Peacock - It is the national bird and for many it is the holiest of avian fauna. It is associated with more than one God. It is the vahana (steed) of Subramanyeswara Swamy, is a favourite of Saraswati, the Goddess of Knowledge and Lord Krishna wears the feather of the peacock in his crown.
The bird concerned is sacred and highly respected, but the trading of its feathers is allowed under the provisions of the Wildlife (Protection) Act, 1972. The sale of peacock feathers is common at all places where devotees of Lord Shiva or Lord Krishna gather. A few vendors of peacock feathers were seen at different bath ghats on Maha Sivaratri here on Monday.
The trading of peacock feathers is exempted under the Wildlife Act on the premise that the large tail feathers of the bird are shed, but it is common knowledge among officials of the Forest Department that the birds are “killed for collection.”
The then Union Minister of State for Environment Jairam Ramesh proposed an amendment Sections 43 (3) (a) and 44 of the Wildlife Protection Act in 2010, but his portfolio was changed even before he could follow it through.
Former Assistant Conservator of Forests P. Gracious said that peacock preferred the scrub lands to the dense forests. The bird was revered more in North India than in the South. According to the Wildlife Act the killing of the National Bird is prohibited. The birds are killed using pesticide for the collection of the lovely tail feathers.
They have not yet made it to the IUCN Red List of endangered species, but the bird lovers are under the strong opinion that the peacocks that live only in the wild were not safe from poachers.
Nobody keeps them at home or in farms as it was considered bad luck to keep them in captivity.
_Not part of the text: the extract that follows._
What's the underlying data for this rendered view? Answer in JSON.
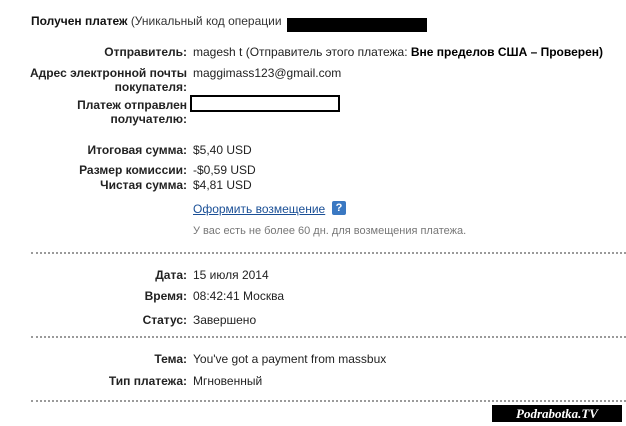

It is common knowledge among officials of the Forest Department that the birds are killed for their feathers